posted on Feb 18 2014 by Jade Hensby
A drive backed by the Government to boost the sales of electric cars in the UK is failing, as ministers admitted only half of the available subsidies for the plug-in vehicles are likely to be claimed by motorists.
Currently available is the £5,000 grant for people buying the ultra-low emission vehicles, under a scheme that was brought in by Phillip Hammond, the former Transport Secretary in 2011. Despite the £400 million being set aside when the scheme opened three years ago, the government now accepts it is only likely to hand out £230 million by the time the offer expires in 2015, which will leave the £170 million in unclaimed subsidies.
Recent figures published by the Department for Transport showed that just 6,709 claims that had been made by the end of December at a maximum cost of £33.5 million.

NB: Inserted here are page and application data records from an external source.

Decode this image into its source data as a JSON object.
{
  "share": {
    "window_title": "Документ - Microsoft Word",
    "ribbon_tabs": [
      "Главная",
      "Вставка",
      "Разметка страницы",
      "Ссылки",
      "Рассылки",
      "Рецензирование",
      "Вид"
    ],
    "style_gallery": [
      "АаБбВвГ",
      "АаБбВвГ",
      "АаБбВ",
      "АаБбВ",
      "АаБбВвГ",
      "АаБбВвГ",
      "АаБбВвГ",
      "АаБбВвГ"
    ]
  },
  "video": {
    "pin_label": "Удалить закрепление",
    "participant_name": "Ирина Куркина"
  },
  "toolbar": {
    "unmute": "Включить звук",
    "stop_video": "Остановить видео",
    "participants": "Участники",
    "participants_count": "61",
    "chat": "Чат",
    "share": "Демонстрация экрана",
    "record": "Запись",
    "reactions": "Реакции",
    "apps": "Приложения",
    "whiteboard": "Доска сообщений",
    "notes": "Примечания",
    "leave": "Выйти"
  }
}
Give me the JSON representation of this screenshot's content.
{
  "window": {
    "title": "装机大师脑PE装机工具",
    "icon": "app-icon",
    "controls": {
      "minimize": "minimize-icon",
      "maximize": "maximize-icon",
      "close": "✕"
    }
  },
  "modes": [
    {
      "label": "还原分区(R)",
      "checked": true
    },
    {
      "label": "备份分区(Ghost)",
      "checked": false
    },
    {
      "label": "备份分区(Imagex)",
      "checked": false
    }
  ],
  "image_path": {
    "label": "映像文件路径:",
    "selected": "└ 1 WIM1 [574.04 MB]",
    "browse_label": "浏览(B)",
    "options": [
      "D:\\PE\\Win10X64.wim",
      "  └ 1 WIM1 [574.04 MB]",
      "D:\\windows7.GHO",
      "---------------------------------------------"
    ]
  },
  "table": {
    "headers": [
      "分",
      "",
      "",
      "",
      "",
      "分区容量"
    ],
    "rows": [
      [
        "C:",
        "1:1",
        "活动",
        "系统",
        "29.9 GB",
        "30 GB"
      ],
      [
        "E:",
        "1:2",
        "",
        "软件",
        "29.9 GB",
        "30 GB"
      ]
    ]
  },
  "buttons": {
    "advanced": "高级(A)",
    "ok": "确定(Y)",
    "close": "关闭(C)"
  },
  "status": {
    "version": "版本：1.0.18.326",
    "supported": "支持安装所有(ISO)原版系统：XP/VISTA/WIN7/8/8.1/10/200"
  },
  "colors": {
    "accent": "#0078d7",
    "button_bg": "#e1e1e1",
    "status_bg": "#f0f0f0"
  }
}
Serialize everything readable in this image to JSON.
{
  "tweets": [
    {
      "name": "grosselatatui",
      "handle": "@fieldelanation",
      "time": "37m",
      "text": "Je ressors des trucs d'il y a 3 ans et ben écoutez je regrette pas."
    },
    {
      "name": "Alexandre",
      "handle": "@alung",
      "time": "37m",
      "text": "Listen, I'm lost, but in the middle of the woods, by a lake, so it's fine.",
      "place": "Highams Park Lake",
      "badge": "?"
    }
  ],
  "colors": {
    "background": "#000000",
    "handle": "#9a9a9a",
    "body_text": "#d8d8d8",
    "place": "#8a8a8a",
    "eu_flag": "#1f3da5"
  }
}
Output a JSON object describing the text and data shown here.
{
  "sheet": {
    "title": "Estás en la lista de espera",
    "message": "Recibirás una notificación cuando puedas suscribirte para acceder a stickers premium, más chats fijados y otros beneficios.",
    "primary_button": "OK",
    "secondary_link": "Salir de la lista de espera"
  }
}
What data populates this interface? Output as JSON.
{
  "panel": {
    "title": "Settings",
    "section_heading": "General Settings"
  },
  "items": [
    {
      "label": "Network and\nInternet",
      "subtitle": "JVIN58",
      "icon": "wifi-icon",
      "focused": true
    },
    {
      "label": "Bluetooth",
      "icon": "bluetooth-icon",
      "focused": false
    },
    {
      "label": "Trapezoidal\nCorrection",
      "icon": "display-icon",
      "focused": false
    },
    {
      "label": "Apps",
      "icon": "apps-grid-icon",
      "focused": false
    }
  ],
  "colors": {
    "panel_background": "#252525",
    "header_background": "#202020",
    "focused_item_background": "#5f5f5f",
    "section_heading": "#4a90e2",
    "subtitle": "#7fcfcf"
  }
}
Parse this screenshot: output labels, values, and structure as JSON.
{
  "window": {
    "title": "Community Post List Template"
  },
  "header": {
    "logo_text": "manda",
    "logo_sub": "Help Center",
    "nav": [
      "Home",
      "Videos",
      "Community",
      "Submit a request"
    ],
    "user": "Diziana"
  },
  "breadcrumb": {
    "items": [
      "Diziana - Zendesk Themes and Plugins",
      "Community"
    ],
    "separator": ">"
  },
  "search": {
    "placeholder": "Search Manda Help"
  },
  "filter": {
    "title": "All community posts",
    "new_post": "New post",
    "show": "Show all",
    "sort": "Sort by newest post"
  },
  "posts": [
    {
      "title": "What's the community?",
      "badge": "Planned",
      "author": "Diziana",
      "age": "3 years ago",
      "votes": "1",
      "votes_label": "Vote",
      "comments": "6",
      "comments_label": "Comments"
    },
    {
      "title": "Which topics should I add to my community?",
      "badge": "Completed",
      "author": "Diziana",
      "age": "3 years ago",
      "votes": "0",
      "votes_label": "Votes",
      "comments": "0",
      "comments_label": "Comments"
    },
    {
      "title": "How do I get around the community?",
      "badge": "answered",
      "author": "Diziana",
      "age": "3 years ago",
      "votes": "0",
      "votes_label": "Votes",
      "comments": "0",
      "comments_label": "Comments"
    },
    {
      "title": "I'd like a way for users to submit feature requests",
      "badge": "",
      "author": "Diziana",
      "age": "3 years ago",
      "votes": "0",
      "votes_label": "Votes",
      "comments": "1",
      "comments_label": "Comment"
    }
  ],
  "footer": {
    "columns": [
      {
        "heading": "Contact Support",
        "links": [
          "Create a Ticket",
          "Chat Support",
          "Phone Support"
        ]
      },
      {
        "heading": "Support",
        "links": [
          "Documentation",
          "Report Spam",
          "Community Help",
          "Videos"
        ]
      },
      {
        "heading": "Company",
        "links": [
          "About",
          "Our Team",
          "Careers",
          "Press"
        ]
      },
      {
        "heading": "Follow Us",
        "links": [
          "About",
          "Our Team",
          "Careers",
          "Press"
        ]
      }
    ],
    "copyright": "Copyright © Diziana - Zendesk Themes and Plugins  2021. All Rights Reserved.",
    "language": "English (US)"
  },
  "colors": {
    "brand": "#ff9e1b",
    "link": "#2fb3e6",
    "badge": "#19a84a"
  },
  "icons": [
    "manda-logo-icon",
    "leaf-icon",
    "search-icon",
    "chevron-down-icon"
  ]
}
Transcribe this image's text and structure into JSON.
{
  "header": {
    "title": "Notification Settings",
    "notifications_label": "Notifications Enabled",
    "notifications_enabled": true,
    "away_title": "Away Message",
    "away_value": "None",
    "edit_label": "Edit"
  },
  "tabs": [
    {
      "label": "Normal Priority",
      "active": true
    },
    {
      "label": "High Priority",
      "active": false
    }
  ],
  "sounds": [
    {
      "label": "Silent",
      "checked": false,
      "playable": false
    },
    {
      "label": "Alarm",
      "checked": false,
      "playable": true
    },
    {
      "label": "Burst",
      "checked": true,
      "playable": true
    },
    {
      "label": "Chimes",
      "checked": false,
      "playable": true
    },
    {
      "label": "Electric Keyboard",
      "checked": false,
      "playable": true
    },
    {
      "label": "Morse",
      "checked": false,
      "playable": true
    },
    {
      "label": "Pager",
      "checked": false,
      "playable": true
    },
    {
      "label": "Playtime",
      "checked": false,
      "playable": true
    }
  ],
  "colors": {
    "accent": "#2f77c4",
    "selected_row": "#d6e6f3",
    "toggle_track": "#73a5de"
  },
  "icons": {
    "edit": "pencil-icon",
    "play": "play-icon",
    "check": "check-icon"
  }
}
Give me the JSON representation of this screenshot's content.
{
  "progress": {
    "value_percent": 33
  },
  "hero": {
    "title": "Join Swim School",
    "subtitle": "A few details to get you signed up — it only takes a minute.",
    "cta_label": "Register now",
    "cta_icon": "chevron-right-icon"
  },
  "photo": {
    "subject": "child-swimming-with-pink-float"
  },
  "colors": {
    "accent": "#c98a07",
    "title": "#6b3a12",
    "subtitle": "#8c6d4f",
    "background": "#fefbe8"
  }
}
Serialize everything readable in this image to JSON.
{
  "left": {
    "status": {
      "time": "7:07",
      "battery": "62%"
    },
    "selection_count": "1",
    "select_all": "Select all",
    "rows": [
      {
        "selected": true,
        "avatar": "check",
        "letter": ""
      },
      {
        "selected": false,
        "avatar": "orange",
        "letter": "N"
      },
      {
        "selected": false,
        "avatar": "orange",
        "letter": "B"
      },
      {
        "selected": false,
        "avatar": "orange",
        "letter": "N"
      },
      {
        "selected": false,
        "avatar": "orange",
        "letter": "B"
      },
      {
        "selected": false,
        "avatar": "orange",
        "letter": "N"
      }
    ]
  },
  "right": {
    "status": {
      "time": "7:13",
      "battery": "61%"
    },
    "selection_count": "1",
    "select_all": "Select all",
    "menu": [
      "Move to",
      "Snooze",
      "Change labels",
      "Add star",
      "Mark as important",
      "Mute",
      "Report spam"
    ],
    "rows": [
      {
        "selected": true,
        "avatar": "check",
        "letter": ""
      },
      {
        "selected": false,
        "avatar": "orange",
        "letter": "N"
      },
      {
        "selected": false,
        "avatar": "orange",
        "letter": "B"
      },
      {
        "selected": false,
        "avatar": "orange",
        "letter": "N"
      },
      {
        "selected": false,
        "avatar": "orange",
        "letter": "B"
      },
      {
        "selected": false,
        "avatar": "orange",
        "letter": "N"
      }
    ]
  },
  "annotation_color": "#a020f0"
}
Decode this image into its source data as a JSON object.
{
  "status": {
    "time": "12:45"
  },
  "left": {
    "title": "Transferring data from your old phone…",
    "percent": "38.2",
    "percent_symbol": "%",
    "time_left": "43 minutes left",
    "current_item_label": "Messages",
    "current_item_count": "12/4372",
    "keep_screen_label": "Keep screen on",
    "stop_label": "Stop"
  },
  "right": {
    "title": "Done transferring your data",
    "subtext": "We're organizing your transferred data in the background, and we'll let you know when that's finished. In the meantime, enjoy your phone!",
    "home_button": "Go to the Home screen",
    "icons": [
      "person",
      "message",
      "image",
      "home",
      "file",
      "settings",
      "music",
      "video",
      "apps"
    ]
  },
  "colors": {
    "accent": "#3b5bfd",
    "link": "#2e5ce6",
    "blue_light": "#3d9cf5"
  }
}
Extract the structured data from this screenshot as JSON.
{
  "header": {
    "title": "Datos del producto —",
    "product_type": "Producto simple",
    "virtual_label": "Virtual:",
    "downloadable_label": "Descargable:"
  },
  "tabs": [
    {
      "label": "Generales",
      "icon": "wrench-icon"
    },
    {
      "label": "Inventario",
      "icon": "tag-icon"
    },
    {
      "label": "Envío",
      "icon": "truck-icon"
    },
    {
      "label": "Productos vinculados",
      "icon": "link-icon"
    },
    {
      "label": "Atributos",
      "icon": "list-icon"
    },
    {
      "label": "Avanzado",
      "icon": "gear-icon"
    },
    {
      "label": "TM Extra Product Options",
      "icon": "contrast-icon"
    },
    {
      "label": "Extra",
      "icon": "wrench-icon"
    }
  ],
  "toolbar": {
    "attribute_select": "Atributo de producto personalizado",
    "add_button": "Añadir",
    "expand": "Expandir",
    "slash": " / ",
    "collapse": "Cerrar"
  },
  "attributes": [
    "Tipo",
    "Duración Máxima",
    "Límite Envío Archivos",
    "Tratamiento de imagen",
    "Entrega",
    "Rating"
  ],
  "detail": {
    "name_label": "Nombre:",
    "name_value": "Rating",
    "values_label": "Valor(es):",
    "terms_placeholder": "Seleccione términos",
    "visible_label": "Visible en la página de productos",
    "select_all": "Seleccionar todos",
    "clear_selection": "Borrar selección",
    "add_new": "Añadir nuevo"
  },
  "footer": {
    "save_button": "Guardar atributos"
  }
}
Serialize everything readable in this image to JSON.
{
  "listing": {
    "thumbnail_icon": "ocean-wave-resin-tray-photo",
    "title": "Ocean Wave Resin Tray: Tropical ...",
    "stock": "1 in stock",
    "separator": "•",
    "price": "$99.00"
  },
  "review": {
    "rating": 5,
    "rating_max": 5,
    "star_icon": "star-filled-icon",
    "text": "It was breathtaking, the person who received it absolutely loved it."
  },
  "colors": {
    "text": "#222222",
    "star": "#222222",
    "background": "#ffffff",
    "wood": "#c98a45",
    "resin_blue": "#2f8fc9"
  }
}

Professor Stephen Glaister, director of the RAC foundation, said that “Battery powered cars might well be the future, but these figures demonstrate a continuing consumer suspicion of their abilities and economics. A big vote of confidence would be more interest from fleet buyers and businesses...the good news for drivers thinking of moving to the green models is that there is plenty of grant money left in the pot for them and the underlying price of these vehicles is gradually failing”.
Nick Clegg recently announced that the government would invest more than £9 million in new charging points for electric cars in an attempt to boost sales of the vehicle which are seen as key to meeting future emission targets.